Problem to solve:
Using the material below, work out how many lines contain the word "кораблей". Reply with the number and nothing more.

▼

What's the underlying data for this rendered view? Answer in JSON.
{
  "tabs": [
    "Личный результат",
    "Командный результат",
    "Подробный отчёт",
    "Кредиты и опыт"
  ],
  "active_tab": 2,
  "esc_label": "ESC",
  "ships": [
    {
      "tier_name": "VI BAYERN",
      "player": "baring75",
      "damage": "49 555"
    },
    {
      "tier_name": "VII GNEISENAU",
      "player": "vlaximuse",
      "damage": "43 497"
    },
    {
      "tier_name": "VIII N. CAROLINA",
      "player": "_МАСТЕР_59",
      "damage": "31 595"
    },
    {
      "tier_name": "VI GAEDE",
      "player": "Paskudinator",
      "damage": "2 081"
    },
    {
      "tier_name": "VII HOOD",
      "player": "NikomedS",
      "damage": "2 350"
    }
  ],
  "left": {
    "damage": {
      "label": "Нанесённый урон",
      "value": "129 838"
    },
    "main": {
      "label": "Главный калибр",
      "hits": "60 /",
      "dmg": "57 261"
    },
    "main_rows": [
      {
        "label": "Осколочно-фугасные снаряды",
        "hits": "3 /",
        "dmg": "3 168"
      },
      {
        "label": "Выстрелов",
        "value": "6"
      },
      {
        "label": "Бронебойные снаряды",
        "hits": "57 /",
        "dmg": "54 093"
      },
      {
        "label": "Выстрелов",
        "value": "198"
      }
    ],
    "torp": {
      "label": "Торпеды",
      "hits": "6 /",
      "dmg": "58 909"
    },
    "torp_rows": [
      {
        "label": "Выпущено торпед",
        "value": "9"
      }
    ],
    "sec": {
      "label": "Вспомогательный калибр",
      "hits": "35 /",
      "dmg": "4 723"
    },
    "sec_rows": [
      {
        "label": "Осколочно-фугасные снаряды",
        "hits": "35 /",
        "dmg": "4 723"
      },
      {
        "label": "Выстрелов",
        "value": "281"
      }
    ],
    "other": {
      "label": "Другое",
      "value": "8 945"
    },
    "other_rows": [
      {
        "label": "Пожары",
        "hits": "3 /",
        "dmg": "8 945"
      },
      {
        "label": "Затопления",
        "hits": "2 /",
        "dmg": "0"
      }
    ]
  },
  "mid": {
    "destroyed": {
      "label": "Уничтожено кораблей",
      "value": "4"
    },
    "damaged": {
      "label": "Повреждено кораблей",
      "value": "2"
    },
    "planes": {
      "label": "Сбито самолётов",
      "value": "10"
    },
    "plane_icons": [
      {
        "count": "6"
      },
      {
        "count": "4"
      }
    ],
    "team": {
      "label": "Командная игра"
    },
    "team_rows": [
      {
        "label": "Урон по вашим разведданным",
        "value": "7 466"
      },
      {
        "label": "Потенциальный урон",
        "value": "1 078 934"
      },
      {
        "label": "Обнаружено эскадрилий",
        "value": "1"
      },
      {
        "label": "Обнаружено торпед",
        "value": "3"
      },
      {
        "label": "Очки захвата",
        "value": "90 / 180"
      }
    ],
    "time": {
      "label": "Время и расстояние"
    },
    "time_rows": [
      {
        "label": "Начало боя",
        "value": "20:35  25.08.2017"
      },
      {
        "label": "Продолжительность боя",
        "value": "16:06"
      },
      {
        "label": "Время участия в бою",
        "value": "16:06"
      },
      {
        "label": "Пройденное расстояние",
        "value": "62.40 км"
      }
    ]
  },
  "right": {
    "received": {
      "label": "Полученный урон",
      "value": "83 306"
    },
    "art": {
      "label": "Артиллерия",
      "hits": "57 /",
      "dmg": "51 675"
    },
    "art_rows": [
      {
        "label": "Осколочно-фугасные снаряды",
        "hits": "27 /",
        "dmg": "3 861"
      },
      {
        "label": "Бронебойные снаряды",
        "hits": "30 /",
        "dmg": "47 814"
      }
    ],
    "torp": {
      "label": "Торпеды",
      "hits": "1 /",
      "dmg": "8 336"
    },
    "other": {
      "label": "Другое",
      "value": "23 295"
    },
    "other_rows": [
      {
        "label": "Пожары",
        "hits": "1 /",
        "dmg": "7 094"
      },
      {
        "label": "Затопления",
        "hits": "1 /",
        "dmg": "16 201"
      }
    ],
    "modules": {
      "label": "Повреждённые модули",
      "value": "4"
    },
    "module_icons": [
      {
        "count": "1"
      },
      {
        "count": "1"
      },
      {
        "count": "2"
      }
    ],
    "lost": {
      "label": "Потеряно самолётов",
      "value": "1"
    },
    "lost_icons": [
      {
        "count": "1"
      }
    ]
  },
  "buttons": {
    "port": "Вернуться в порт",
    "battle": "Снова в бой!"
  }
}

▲

Task result:
2